[EXERCISE DIRECTIONS]: The answer should be each line of the records that contains the word "icon"; please copy them all.
· · · · · · ·
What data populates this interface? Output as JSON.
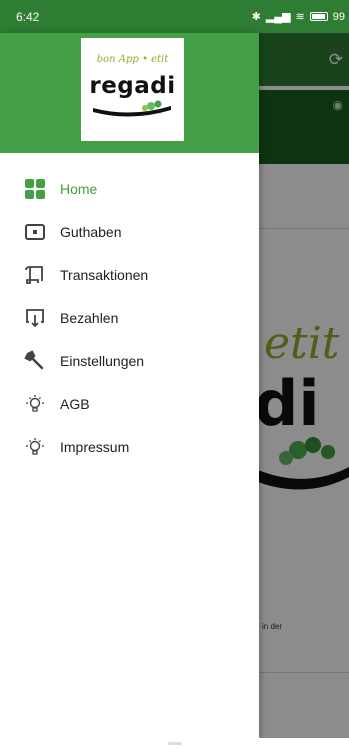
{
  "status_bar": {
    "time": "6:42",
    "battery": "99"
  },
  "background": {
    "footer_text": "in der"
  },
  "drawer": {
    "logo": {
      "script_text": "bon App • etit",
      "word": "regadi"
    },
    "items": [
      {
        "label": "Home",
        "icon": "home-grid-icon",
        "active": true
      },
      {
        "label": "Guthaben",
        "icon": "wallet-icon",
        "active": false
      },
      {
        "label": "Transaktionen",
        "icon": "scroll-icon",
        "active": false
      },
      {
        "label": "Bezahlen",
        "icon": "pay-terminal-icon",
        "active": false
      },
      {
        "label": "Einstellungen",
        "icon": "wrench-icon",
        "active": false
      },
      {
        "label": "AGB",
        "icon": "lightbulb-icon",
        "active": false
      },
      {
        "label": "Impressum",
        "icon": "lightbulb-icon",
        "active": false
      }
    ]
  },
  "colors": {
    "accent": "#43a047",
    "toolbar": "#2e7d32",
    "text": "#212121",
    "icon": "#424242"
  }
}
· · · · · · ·
[RESULT OF THIS TASK]:
        "icon": "home-grid-icon",
        "icon": "wallet-icon",
        "icon": "scroll-icon",
        "icon": "pay-terminal-icon",
        "icon": "wrench-icon",
        "icon": "lightbulb-icon",
        "icon": "lightbulb-icon",
    "icon": "#424242"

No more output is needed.